Khmer Maine is led by Marpheen Chann, President; Sosanya Pok, Secretary; and four Board Members. Theary Leng Ryder is part-time Executive Director. The nonprofit formed in 2018, but became more active in 2020. Anyone who identifies as Cambodian in Maine – approximately 1,600-2,000 people in the greater Portland area, as well as south to Berwick – is automatically a member of Khmer Maine. The first wave of Cambodians to settle in Maine came in the 1980s and 1990s as survivors of the Khmer Rouge.
The group works to improve the quality of life and the social and economic well-being of Cambodian people in Maine through cultural exchange, community building, and civic engagement. Khmer Maine has provided three rounds of care packages to people in need in the community. These include culturally appropriate foods, such as rice and fresh vegetables; protective gear such as masks and sanitizer; and diapers if needed. The group has also organized volunteers to provide interpretation services at medical appointments and drive seniors to COVID-19 testing, vaccine clinics, and other medical appointments. Volunteers also help people fill out documents, such as unemployment claims and emergency rental assistance program claims.

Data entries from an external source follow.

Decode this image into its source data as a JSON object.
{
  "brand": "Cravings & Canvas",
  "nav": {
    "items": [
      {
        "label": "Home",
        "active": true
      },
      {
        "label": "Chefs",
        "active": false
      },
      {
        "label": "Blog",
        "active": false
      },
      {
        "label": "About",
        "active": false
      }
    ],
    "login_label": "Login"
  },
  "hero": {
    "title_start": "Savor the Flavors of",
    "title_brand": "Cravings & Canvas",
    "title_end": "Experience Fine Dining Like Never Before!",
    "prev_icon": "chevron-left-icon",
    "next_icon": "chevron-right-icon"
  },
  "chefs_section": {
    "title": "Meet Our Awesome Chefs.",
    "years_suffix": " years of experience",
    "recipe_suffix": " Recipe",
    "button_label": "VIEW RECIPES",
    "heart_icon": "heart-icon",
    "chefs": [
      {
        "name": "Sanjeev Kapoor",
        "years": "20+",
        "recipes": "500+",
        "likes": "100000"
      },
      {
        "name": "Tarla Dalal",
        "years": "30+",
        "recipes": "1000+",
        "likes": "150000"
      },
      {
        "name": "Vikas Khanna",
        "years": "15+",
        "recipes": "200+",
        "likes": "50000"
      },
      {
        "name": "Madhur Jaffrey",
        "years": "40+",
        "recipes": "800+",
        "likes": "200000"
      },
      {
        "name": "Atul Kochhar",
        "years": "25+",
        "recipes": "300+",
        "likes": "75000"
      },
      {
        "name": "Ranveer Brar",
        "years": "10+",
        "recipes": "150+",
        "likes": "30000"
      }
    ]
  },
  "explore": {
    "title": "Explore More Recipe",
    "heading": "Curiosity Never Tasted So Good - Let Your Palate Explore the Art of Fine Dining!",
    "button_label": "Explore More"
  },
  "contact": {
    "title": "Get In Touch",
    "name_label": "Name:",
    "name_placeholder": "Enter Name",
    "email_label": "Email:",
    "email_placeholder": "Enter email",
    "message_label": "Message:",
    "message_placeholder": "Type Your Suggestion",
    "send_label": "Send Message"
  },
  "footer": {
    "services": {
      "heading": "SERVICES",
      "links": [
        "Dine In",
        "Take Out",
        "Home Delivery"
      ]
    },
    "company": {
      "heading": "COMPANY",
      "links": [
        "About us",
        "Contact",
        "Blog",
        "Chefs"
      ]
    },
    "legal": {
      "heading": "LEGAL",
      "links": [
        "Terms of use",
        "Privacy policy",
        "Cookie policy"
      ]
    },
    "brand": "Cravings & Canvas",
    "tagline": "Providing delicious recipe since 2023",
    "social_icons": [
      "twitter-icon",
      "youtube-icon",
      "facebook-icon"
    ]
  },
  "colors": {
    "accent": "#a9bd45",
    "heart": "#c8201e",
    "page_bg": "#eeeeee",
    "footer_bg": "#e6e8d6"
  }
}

April marks the Cambodian New Year, and the group has events planned throughout the month. These include dance, music, a family day, a documentary screening, traditional games, and a commemoration of the genocide at the end of the month. Khmer Maine aims to close the cultural and linguistic gap between elders and young people who were born in the U.S. by offering educational programming, youth programs, and summer trips.
Contact: Theary Leng Ryder, [email protected].